(Data shown Opens)

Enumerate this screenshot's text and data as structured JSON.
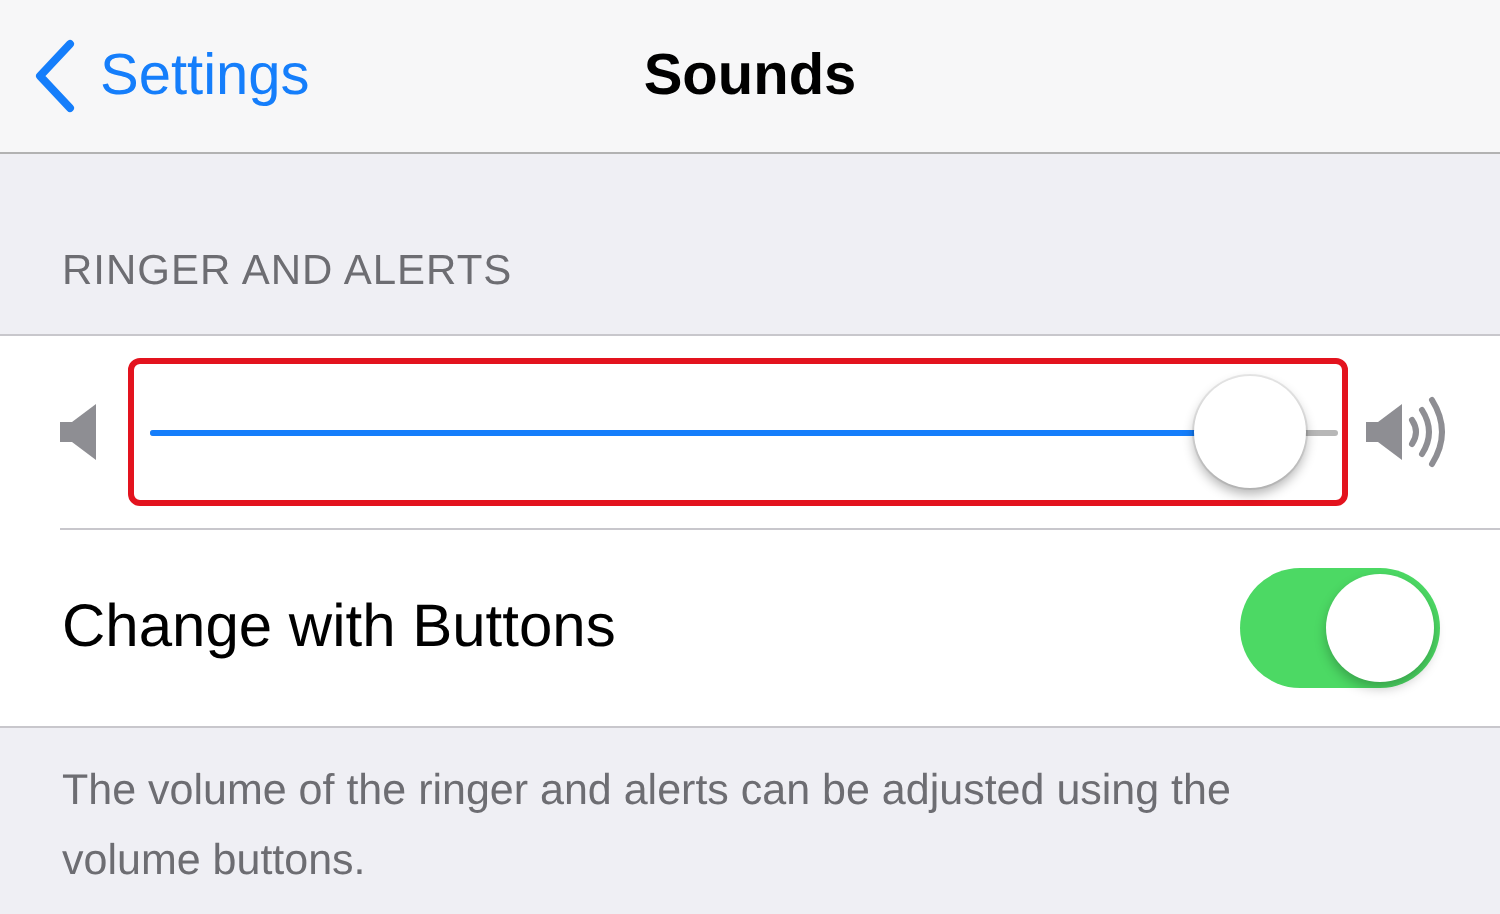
{
  "nav": {
    "back_label": "Settings",
    "title": "Sounds"
  },
  "section": {
    "header": "RINGER AND ALERTS",
    "rows": [
      {
        "kind": "slider",
        "level": 0.97,
        "highlighted": true
      },
      {
        "kind": "toggle",
        "label": "Change with Buttons",
        "on": true
      }
    ],
    "footer": "The volume of the ringer and alerts can be adjusted using the volume buttons."
  }
}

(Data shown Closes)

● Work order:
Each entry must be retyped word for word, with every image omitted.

● Completed task:
Enumerate this screenshot's text and data as structured JSON.
{
  "nav": {
    "back_label": "Settings",
    "title": "Sounds"
  },
  "section": {
    "header": "RINGER AND ALERTS",
    "rows": [
      {
        "kind": "slider",
        "level": 0.97,
        "highlighted": true
      },
      {
        "kind": "toggle",
        "label": "Change with Buttons",
        "on": true
      }
    ],
    "footer": "The volume of the ringer and alerts can be adjusted using the volume buttons."
  }
}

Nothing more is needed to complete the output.